March 22, 2012
Title: Is housing overvalued?
Sub-title: Canadian real estate continues to appear pricey by many measures.
When the fox asks for limits on the expansion of the chicken population you know something is up. That applies to the residential real estate market too. So when a noted financial services expert says that housing prices are getting out of hand, and that measures are needed to make sure that the situation does not worsen, it’s worth taking notice.
“There is a consensus across economists that sustained low interest rates (have) led real estate in Canada to become overvalued,” writes Craig Alexander, senior vice-president and chief economist at TD Bank Group, in a recent note its clients. “The debate is about how much overvaluation is present.” Alexander however notes that a rapid fall in house prices is unlikely to occur, as the two major causes that would trigger this – a rapid rise in interest rates or unemployment – are unlikely to happen anytime soon.
Whether Canadian residential real estate is overvalued by 10 to 15 percent as Alexander believes, or whether the market is in for a 20 to 25 percent correction as others have predicted, there are numerous signs that prices are getting frothy.
Signs of overvaluation
Cynics would say that an asset’s true “value” is what you can sell it for today. By that standard, residential real estate is doing just fine. The market is relatively liquid, and prices are trading at, or near, all time highs throughout much of the country. However when prices are assessed relative to rents and to Canadians’ borrowing capacity things look a little different. For example Alexander notes that Canadians’ debt-to-personal income ratio is now 150 percent, up 6.1 percent from year-ago levels and is slated to rise to 160 percent by next year, the same level reached in the United States and the UK prior to their recent roubles. Rents too are at extremely low levels compared to what it costs to buy a similar property.
While neither the Canada Mortgage and Housing Corporation nor the Canadian Real Estate Association commented on possible housing market overvaluation in their latest performance forecasts, the timidity of their calls says a lot. CREA expects average selling prices of resale homes to remain basically flat over the next two years, falling by 1.1 percent in 2012 and then bouncing back by 0.9 percent in 2013 to $362,300. The CMHC too expects activity to be tame, with housing starts to remain at basically the same level this year as in 2011.
Overvalued … but affordable
That said, despite the overvaluation and households’ high levels of indebtedness, affordability increased slightly during the past quarter say two experts, due in part to recent modest declines in the weight of ownership costs in some markets. “There is only modest affordability stress being exerted on housing demand in Canada at the moment,” note Craig Wright and Robert Hogue, of RBC Economics in the financial group’s latest housing trends and affordability report. “Vancouver continues to be the major exception. The proportion of a typical household income (there) that would be allocated to cover the costs of owning a home is extremely high.” In short while things appear to be rosy now, when interest rates costs are at historically low levels, what happens if they rise back up remains an open question.

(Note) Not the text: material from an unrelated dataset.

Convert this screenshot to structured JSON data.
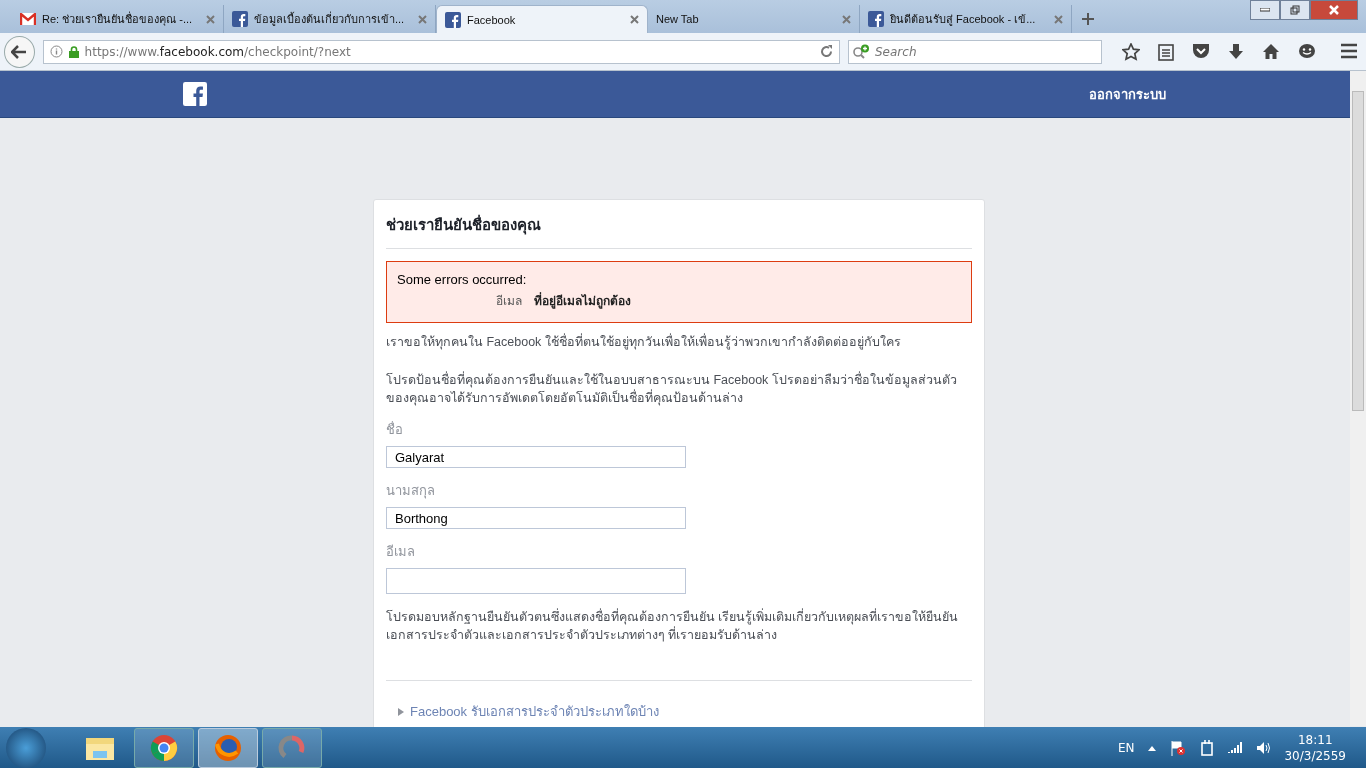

Alexander suggests further moves to tighten up lending criteria, similar to those the Canadian government has already made, to prevent things from getting out of hand. “One option would be to shorten the maximum amortization on mortgages from 30 years to 25 years,” says Alexander. “Another would be to introduce a minimum interest rate floor on all income tests, say 5.5 percent, when qualifying for mortgages. It would not change the interest rate at which buyers transact, but it would ensure that individuals would be assessed against their capability to meet their financial obligations in a higher interest rate environment.”
The challenge for TD Bank Group is that if the Canadian government enacts those measures it would presumably mean less mortgage lending for them over the short-term. The bank and other Canadian financial institutions as whole, would presumably make up for the profit loss by having a healthier lending portfolio over the long run. However in this day an age of instant gratification when an expert says anything that may hamper his company’s short-term profits, for the sake of its long-term health (such as Alexander’s comments about residential real estate possibly being over-valued), it’s worth taking seriously.
Because foxes generally prefer to eat a chicken or two right away, rather than waiting a bit, and eating the whole flock a little later.
© 2011, 2010, 2009, 2008, 2007, 2006, 2005, 2004, 2003, 2002, 2001, 2000, 1999, 1998
Peter Diekmeyer Communications Inc.